*Data in this exercise*.

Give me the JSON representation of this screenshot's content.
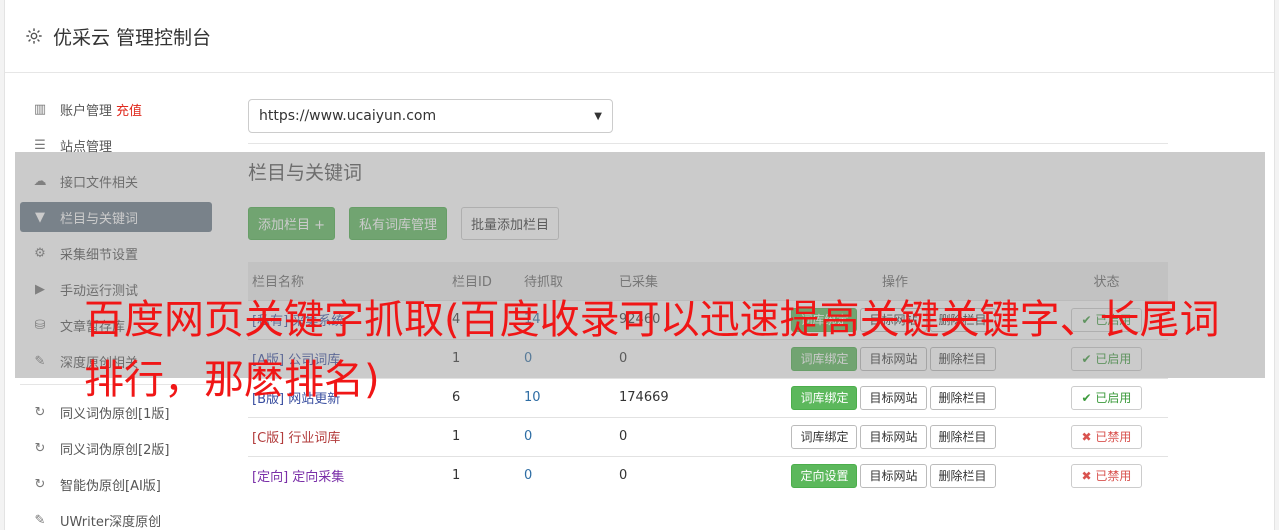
{
  "header": {
    "title": "优采云 管理控制台",
    "icon": "gear-icon"
  },
  "sidebar": {
    "items": [
      {
        "label": "账户管理",
        "accent": "充值",
        "icon": "bar-chart-icon"
      },
      {
        "label": "站点管理",
        "icon": "server-icon"
      },
      {
        "label": "接口文件相关",
        "icon": "cloud-upload-icon"
      },
      {
        "label": "栏目与关键词",
        "icon": "filter-icon",
        "active": true
      },
      {
        "label": "采集细节设置",
        "icon": "cogs-icon"
      },
      {
        "label": "手动运行测试",
        "icon": "play-circle-icon"
      },
      {
        "label": "文章暂存库",
        "icon": "database-icon"
      },
      {
        "label": "深度原创相关",
        "icon": "edit-icon"
      }
    ],
    "tools": [
      {
        "label": "同义词伪原创[1版]",
        "icon": "refresh-icon"
      },
      {
        "label": "同义词伪原创[2版]",
        "icon": "refresh-icon"
      },
      {
        "label": "智能伪原创[AI版]",
        "icon": "refresh-icon"
      },
      {
        "label": "UWriter深度原创",
        "icon": "edit-icon"
      }
    ]
  },
  "main": {
    "site_select": "https://www.ucaiyun.com",
    "section_title": "栏目与关键词",
    "buttons": {
      "add": "添加栏目 +",
      "private_lib": "私有词库管理",
      "batch_add": "批量添加栏目"
    },
    "table": {
      "headers": [
        "栏目名称",
        "栏目ID",
        "待抓取",
        "已采集",
        "操作",
        "状态"
      ],
      "rows": [
        {
          "tag": "[私有]",
          "name": "采集系统",
          "id": "4",
          "pending": "14",
          "collected": "92460",
          "op1": "词库绑定",
          "op1_green": true,
          "op2": "目标网站",
          "op3": "删除栏目",
          "status": "已启用",
          "on": true,
          "tagclass": ""
        },
        {
          "tag": "[A版]",
          "name": "公司词库",
          "id": "1",
          "pending": "0",
          "collected": "0",
          "op1": "词库绑定",
          "op1_green": true,
          "op2": "目标网站",
          "op3": "删除栏目",
          "status": "已启用",
          "on": true,
          "tagclass": ""
        },
        {
          "tag": "[B版]",
          "name": "网站更新",
          "id": "6",
          "pending": "10",
          "collected": "174669",
          "op1": "词库绑定",
          "op1_green": true,
          "op2": "目标网站",
          "op3": "删除栏目",
          "status": "已启用",
          "on": true,
          "tagclass": ""
        },
        {
          "tag": "[C版]",
          "name": "行业词库",
          "id": "1",
          "pending": "0",
          "collected": "0",
          "op1": "词库绑定",
          "op1_green": false,
          "op2": "目标网站",
          "op3": "删除栏目",
          "status": "已禁用",
          "on": false,
          "tagclass": "red"
        },
        {
          "tag": "[定向]",
          "name": "定向采集",
          "id": "1",
          "pending": "0",
          "collected": "0",
          "op1": "定向设置",
          "op1_green": true,
          "op2": "目标网站",
          "op3": "删除栏目",
          "status": "已禁用",
          "on": false,
          "tagclass": "purple"
        }
      ]
    }
  },
  "overlay_text": "百度网页关键字抓取(百度收录可以迅速提高关键关键字、长尾词排行，那麽排名)",
  "colors": {
    "accent_green": "#5cb85c",
    "active_nav": "#6b7a89",
    "overlay_red": "#f01616"
  }
}
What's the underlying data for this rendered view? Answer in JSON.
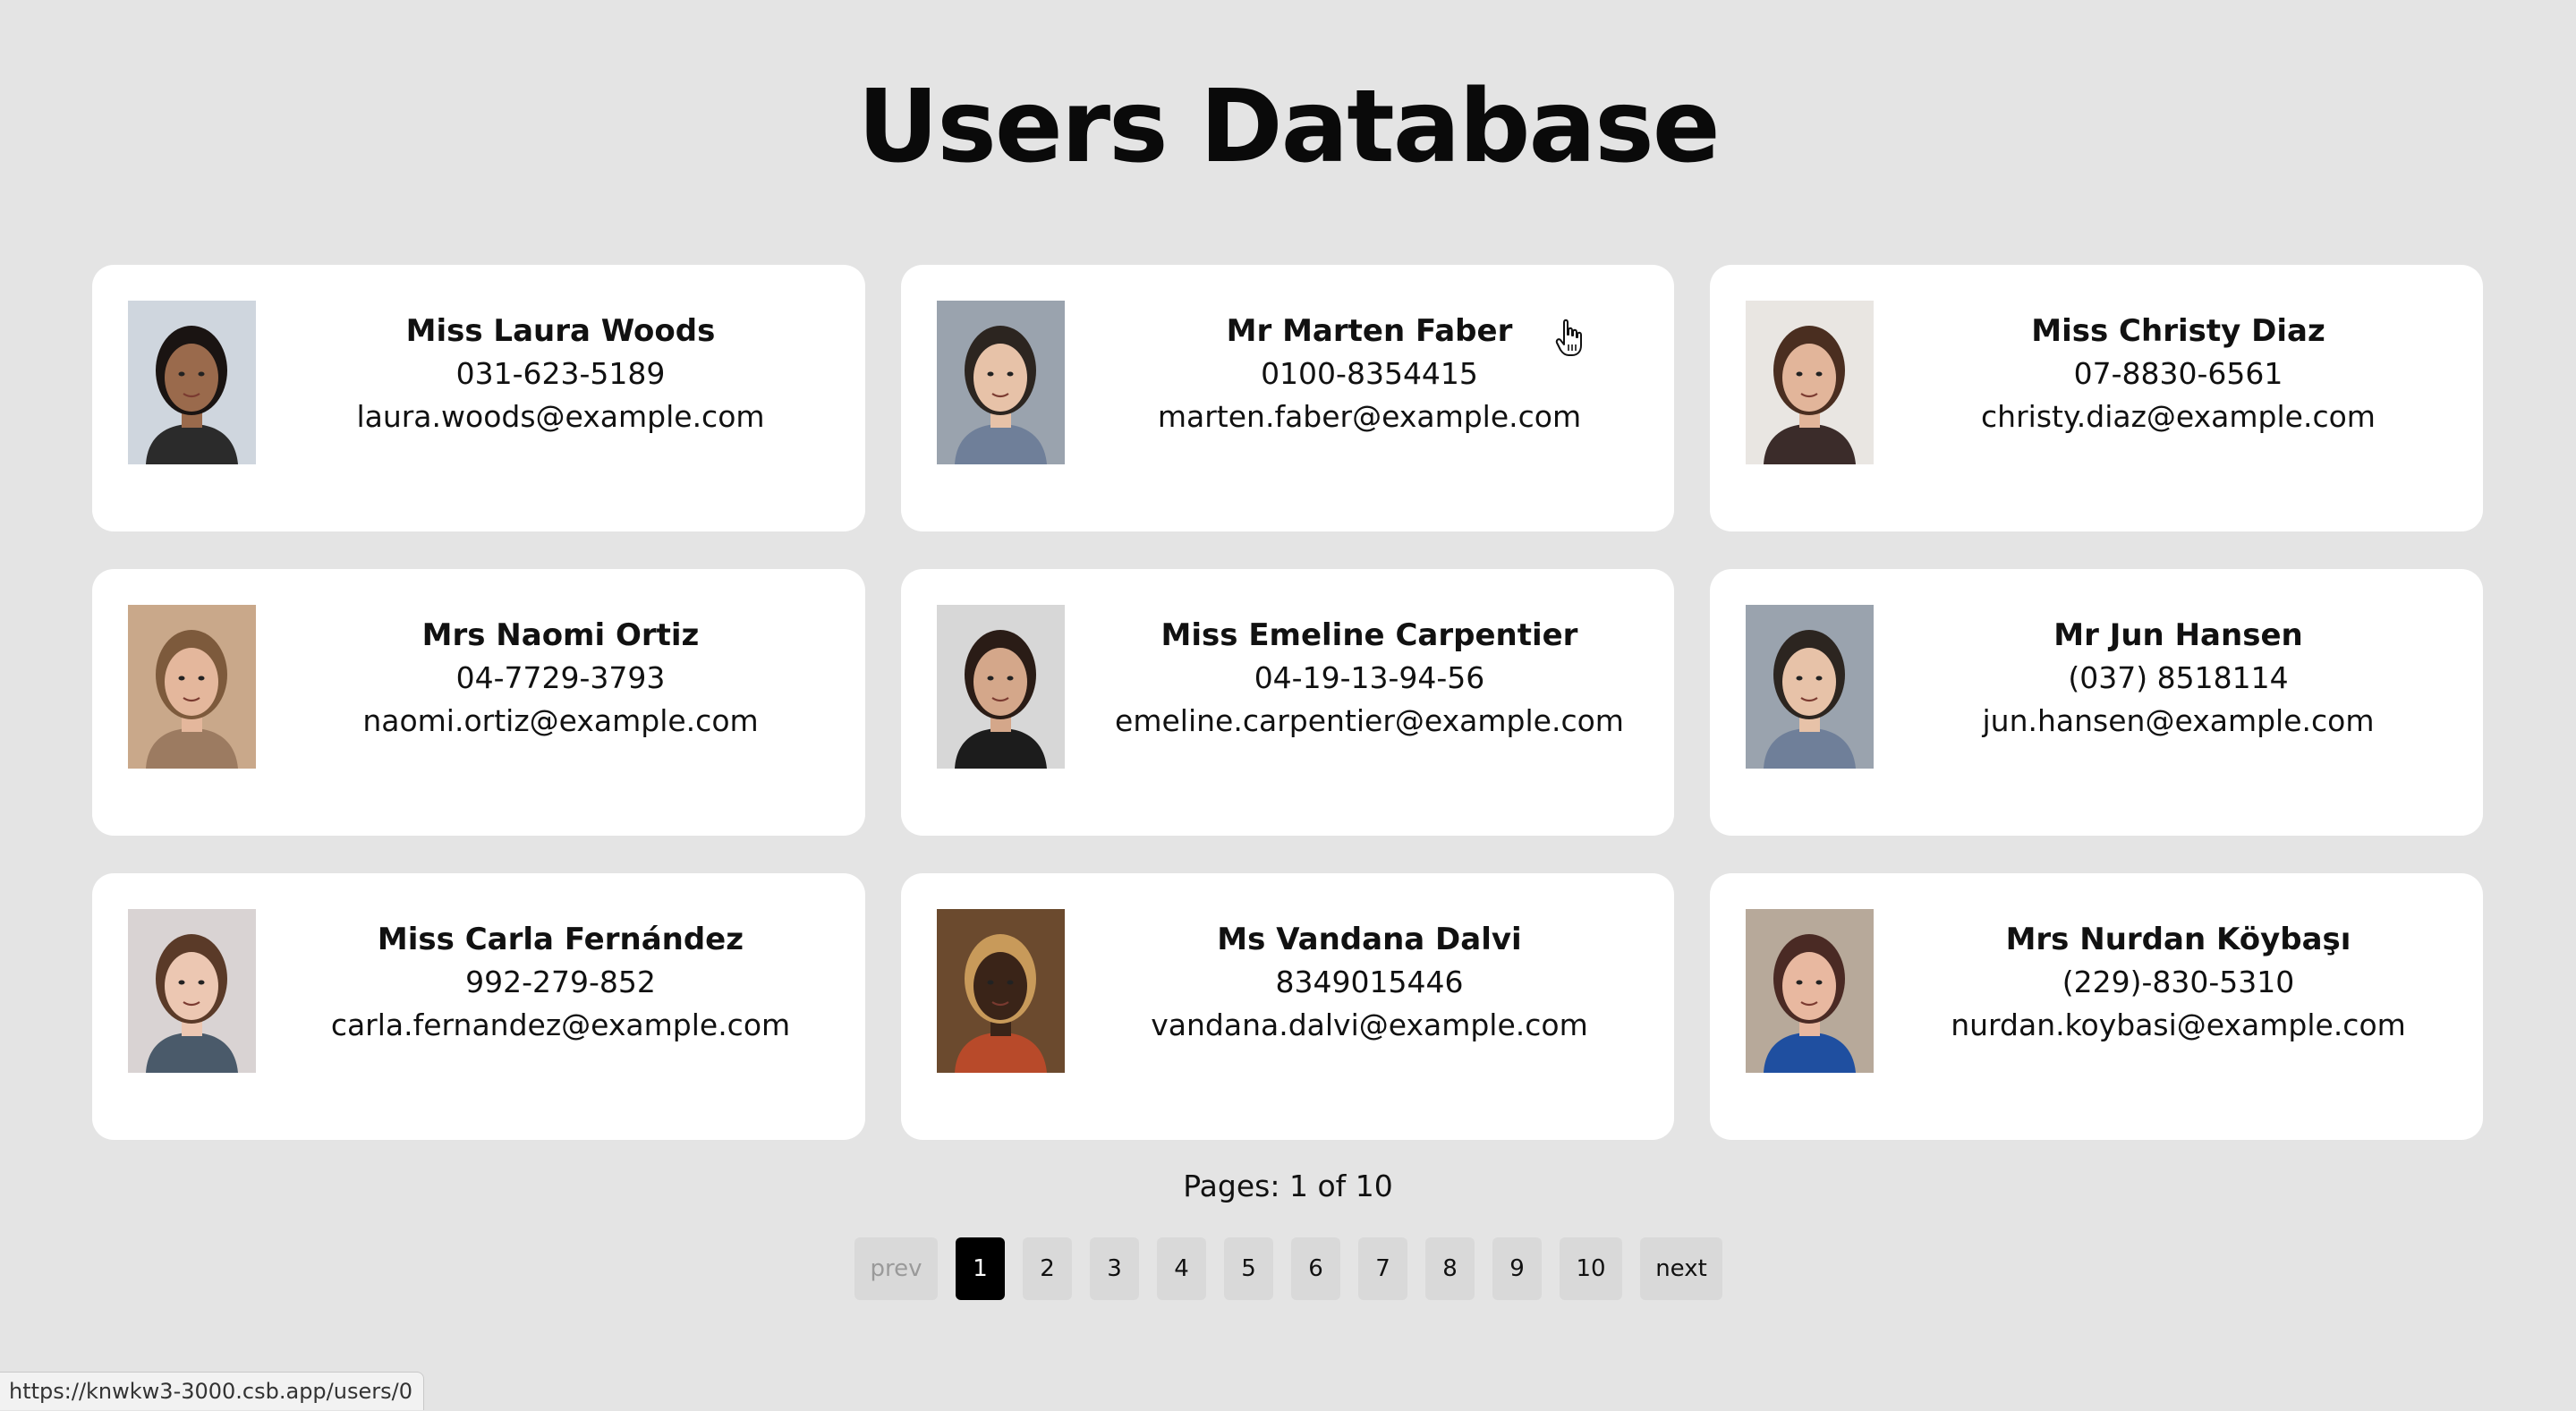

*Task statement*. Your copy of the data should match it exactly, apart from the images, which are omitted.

*Answer to the problem*.
Give me the JSON representation of this screenshot's content.
{
  "header": {
    "title": "优采云 管理控制台",
    "icon": "gear-icon"
  },
  "sidebar": {
    "items": [
      {
        "label": "账户管理",
        "accent": "充值",
        "icon": "bar-chart-icon"
      },
      {
        "label": "站点管理",
        "icon": "server-icon"
      },
      {
        "label": "接口文件相关",
        "icon": "cloud-upload-icon"
      },
      {
        "label": "栏目与关键词",
        "icon": "filter-icon",
        "active": true
      },
      {
        "label": "采集细节设置",
        "icon": "cogs-icon"
      },
      {
        "label": "手动运行测试",
        "icon": "play-circle-icon"
      },
      {
        "label": "文章暂存库",
        "icon": "database-icon"
      },
      {
        "label": "深度原创相关",
        "icon": "edit-icon"
      }
    ],
    "tools": [
      {
        "label": "同义词伪原创[1版]",
        "icon": "refresh-icon"
      },
      {
        "label": "同义词伪原创[2版]",
        "icon": "refresh-icon"
      },
      {
        "label": "智能伪原创[AI版]",
        "icon": "refresh-icon"
      },
      {
        "label": "UWriter深度原创",
        "icon": "edit-icon"
      }
    ]
  },
  "main": {
    "site_select": "https://www.ucaiyun.com",
    "section_title": "栏目与关键词",
    "buttons": {
      "add": "添加栏目 +",
      "private_lib": "私有词库管理",
      "batch_add": "批量添加栏目"
    },
    "table": {
      "headers": [
        "栏目名称",
        "栏目ID",
        "待抓取",
        "已采集",
        "操作",
        "状态"
      ],
      "rows": [
        {
          "tag": "[私有]",
          "name": "采集系统",
          "id": "4",
          "pending": "14",
          "collected": "92460",
          "op1": "词库绑定",
          "op1_green": true,
          "op2": "目标网站",
          "op3": "删除栏目",
          "status": "已启用",
          "on": true,
          "tagclass": ""
        },
        {
          "tag": "[A版]",
          "name": "公司词库",
          "id": "1",
          "pending": "0",
          "collected": "0",
          "op1": "词库绑定",
          "op1_green": true,
          "op2": "目标网站",
          "op3": "删除栏目",
          "status": "已启用",
          "on": true,
          "tagclass": ""
        },
        {
          "tag": "[B版]",
          "name": "网站更新",
          "id": "6",
          "pending": "10",
          "collected": "174669",
          "op1": "词库绑定",
          "op1_green": true,
          "op2": "目标网站",
          "op3": "删除栏目",
          "status": "已启用",
          "on": true,
          "tagclass": ""
        },
        {
          "tag": "[C版]",
          "name": "行业词库",
          "id": "1",
          "pending": "0",
          "collected": "0",
          "op1": "词库绑定",
          "op1_green": false,
          "op2": "目标网站",
          "op3": "删除栏目",
          "status": "已禁用",
          "on": false,
          "tagclass": "red"
        },
        {
          "tag": "[定向]",
          "name": "定向采集",
          "id": "1",
          "pending": "0",
          "collected": "0",
          "op1": "定向设置",
          "op1_green": true,
          "op2": "目标网站",
          "op3": "删除栏目",
          "status": "已禁用",
          "on": false,
          "tagclass": "purple"
        }
      ]
    }
  },
  "overlay_text": "百度网页关键字抓取(百度收录可以迅速提高关键关键字、长尾词排行，那麽排名)",
  "colors": {
    "accent_green": "#5cb85c",
    "active_nav": "#6b7a89",
    "overlay_red": "#f01616"
  }
}
What's the underlying data for this rendered view? Answer in JSON.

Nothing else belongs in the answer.